Location: Horticultural Crops ResearchTitle: Formation of Erysiphe necator Chasmothecia in the Pacific Northwest United States
Submitted to: Plant Disease
Publication Type: Peer Reviewed Journal
Publication Acceptance Date: 10/24/2018
Publication Date: 2/25/2019
Citation: Thiessen, L.D., Neill, T.M., Mahaffee, W.F. 2019. Formation of Erysiphe necator Chasmothecia in the Pacific Northwest United States. Plant Disease. 103(5):890-896. https://doi.org/10.1094/PDIS-06-18-1012-RE.
Interpretive Summary: In the Pacific Northwest, chasmothecia formation is not observed in vineyards until the beginning of véraison despite heavy infestations whereby 100% of leaf tissue is covered by Erysiphe necator. Mating type proximity and distribution were sampled from individual lesions (~70.9 mm2) on leaf tissue in a stratified sampling from three canopy heights at three times during the 2013, 2014 and 2015 growing seasons.

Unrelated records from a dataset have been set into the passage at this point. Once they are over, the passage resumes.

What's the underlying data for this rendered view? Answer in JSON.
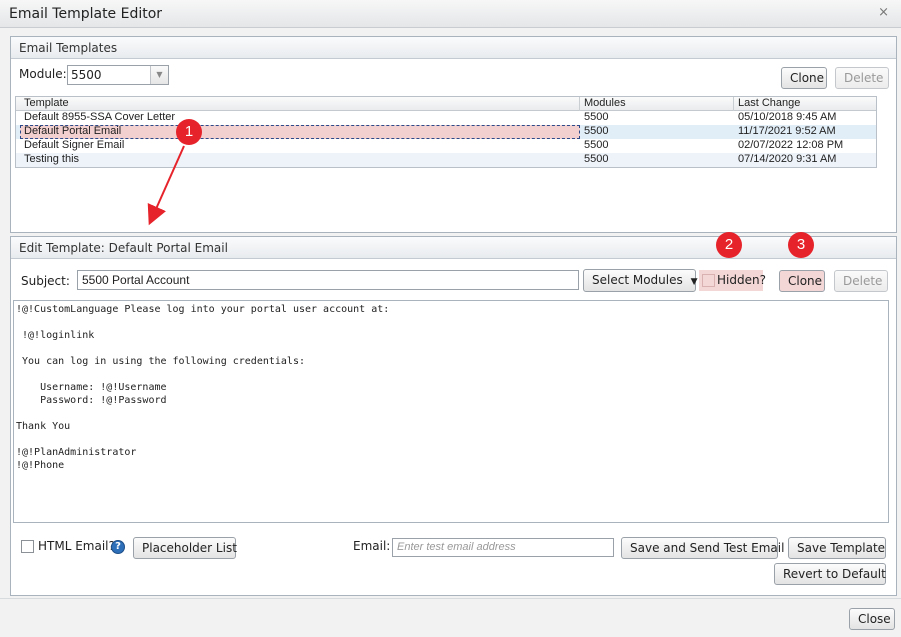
{
  "window": {
    "title": "Email Template Editor",
    "close_glyph": "×"
  },
  "templates_panel": {
    "header": "Email Templates",
    "module_label": "Module:",
    "module_value": "5500",
    "clone_label": "Clone",
    "delete_label": "Delete",
    "columns": [
      "Template",
      "Modules",
      "Last Change"
    ],
    "rows": [
      {
        "template": "Default 8955-SSA Cover Letter",
        "modules": "5500",
        "last_change": "05/10/2018 9:45 AM"
      },
      {
        "template": "Default Portal Email",
        "modules": "5500",
        "last_change": "11/17/2021 9:52 AM"
      },
      {
        "template": "Default Signer Email",
        "modules": "5500",
        "last_change": "02/07/2022 12:08 PM"
      },
      {
        "template": "Testing this",
        "modules": "5500",
        "last_change": "07/14/2020 9:31 AM"
      }
    ]
  },
  "edit_panel": {
    "header": "Edit Template: Default Portal Email",
    "subject_label": "Subject:",
    "subject_value": "5500 Portal Account",
    "select_modules_label": "Select Modules",
    "hidden_label": "Hidden?",
    "clone_label": "Clone",
    "delete_label": "Delete",
    "body_text": "!@!CustomLanguage Please log into your portal user account at:\n\n !@!loginlink\n\n You can log in using the following credentials:\n\n    Username: !@!Username\n    Password: !@!Password\n\nThank You\n\n!@!PlanAdministrator\n!@!Phone",
    "html_email_label": "HTML Email?",
    "placeholder_list_label": "Placeholder List",
    "email_label": "Email:",
    "email_placeholder": "Enter test email address",
    "save_send_label": "Save and Send Test Email",
    "save_template_label": "Save Template",
    "revert_label": "Revert to Default"
  },
  "footer": {
    "close_label": "Close"
  },
  "annotations": {
    "badge1": "1",
    "badge2": "2",
    "badge3": "3",
    "color": "#e6232a"
  }
}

Both mating types were observed at every sampling point and within the same lesions at all sampling dates and canopy heights. Effect of temperature and day length were examined by inoculating seedlings with known mating type 1 and 2 isolates and placed in incubators at different temperatures (5, 10, 15, 20, 25, and 30°C) or different day length changes (long day to long day, long day to short day, short day to short day, and short day to long day). Chasmothecia were produced at all temperatures that E. necator was able to colonize tissue, and the greatest number of chasmothecia were produced at 15 and 20°C (P = 0.02). Day length shifts from short day (8 hours) to long day (16 hours) resulted in a significant increase in chasmothecia production (P < 0.001). End of season plant stress observed in the Pacific Northwest, such as water-stress or host senescence, was assessed under naturally-infested field conditions by either girdling canes or applying 150 mg·l-1 abscisic acid solution to vines, respectively and quantifying chasmothecia production. No differences were observed in chasmothecia production in the plant stress assessment, likely due to the high vigor and ability for plants to overcome stress treatments.
Technical Abstract: In the Pacific Northwest, formation of the overwintering fungal structure (chasmothecia) is not observed in vineyards until the beginning of véraison despite heavy infestations whereby 100% of leaf tissue is covered by Erysiphe necator. This research investigated factors that influenced chasmothecia formation in an effort to better understand when the subsequent spring epidemic is likely to be initiated. Results indicate the formation of the overwintering inoculum is dependent on factors other than those examine but is not due to just proximity of mating types currently accepted in the literature.